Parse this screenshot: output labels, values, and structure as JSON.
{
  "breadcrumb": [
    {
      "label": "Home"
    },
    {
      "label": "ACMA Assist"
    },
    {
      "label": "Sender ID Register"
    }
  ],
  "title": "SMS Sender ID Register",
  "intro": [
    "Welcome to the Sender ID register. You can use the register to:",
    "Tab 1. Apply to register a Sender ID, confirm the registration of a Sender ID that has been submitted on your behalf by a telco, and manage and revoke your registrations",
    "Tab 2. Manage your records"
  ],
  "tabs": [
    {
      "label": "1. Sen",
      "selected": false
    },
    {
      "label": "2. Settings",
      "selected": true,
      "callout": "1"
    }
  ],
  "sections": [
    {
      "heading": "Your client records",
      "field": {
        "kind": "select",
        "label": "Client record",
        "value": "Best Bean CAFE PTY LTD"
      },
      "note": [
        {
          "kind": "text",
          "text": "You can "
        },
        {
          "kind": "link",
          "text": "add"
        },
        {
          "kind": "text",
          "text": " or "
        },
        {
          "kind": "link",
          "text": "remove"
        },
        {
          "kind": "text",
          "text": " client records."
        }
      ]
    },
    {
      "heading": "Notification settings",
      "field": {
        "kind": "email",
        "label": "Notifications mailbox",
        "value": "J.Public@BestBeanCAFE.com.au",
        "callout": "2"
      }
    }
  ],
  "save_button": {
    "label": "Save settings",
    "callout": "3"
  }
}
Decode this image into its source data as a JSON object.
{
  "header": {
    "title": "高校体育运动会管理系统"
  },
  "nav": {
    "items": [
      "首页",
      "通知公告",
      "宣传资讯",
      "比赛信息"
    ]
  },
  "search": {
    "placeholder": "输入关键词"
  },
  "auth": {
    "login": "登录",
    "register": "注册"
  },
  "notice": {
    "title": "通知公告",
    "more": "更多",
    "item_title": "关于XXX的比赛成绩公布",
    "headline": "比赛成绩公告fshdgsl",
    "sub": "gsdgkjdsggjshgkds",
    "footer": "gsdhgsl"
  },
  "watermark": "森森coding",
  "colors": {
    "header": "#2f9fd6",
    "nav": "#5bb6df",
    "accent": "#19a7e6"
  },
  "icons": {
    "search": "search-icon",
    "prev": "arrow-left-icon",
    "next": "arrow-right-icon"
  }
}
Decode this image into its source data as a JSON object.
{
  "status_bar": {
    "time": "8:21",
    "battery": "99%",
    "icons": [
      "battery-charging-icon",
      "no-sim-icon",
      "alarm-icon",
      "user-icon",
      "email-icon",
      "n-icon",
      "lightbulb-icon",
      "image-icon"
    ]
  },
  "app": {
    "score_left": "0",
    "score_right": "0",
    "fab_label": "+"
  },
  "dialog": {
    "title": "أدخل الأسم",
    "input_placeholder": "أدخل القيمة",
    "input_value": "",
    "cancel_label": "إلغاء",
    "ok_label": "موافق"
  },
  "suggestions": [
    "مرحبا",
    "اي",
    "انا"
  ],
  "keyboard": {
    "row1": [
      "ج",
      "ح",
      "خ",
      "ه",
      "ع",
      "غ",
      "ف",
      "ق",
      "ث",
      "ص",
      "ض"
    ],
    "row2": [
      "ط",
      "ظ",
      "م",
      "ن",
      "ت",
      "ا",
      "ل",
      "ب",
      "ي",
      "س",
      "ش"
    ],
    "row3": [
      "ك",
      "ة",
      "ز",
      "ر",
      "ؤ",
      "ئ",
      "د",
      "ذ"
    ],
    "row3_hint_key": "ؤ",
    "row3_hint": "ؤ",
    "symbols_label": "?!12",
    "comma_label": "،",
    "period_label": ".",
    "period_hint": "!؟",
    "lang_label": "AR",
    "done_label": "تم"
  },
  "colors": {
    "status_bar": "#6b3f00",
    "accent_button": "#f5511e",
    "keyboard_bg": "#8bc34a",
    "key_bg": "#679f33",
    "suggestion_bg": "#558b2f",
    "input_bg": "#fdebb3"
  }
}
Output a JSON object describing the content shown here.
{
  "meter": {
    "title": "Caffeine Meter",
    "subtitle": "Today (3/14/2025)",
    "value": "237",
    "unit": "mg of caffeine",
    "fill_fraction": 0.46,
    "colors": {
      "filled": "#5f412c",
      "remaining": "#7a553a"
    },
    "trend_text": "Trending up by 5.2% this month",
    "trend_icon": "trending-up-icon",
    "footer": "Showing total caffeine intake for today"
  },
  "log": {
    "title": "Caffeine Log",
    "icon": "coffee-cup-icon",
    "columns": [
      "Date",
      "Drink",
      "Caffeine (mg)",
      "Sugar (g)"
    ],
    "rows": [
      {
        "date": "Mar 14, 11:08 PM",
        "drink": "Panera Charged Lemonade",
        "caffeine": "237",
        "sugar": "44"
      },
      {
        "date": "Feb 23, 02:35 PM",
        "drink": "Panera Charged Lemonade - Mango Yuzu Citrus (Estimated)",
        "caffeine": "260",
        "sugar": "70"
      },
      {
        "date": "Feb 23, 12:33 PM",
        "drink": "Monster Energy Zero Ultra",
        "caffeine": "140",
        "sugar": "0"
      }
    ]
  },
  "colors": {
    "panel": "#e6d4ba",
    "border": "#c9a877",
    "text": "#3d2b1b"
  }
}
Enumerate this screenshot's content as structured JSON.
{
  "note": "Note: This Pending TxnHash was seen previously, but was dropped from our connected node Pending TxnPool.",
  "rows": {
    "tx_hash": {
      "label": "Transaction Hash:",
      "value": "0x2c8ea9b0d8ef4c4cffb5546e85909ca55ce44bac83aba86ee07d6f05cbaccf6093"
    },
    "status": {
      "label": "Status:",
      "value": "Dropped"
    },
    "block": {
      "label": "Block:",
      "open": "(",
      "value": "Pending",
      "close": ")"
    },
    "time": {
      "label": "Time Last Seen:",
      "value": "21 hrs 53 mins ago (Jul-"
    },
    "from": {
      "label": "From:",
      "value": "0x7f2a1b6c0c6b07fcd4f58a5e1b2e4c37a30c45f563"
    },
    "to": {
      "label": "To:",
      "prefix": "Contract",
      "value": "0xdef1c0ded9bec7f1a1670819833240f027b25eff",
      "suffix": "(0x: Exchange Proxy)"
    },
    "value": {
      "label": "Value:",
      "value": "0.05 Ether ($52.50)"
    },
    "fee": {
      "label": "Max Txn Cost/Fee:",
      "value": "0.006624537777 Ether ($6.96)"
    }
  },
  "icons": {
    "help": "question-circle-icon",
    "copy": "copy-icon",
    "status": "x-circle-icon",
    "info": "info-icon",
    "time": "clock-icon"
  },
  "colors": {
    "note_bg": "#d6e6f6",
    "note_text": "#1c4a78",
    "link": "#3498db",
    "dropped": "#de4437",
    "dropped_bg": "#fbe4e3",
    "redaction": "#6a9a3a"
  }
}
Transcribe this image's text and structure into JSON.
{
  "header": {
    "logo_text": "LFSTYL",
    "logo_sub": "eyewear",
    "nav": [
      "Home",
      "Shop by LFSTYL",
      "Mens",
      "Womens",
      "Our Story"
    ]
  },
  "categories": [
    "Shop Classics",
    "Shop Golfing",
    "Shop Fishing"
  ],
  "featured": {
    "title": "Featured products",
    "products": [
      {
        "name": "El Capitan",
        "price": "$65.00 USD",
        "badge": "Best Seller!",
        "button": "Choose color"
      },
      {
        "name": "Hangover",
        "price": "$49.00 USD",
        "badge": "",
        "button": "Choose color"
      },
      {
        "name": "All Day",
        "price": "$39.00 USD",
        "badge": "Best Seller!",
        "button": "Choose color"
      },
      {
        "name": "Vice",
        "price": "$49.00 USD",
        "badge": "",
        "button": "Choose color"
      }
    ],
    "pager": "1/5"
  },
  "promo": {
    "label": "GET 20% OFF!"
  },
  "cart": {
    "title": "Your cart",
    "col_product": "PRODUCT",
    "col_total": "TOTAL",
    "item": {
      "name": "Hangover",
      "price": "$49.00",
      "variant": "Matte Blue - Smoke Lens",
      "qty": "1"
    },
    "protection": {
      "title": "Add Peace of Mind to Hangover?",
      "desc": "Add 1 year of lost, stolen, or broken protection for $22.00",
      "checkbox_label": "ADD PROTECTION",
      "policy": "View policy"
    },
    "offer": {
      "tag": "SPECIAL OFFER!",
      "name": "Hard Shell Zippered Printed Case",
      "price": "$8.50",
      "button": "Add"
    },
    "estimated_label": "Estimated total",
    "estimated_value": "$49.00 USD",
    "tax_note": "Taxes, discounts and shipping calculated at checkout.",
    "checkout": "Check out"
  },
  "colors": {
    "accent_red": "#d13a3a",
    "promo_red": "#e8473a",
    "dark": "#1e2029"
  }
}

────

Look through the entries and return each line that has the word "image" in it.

Decode this image into its source data as a JSON object.
Decode this image into its source data as a JSON object.
      "image-icon"
Transcribe this image's text and structure into JSON.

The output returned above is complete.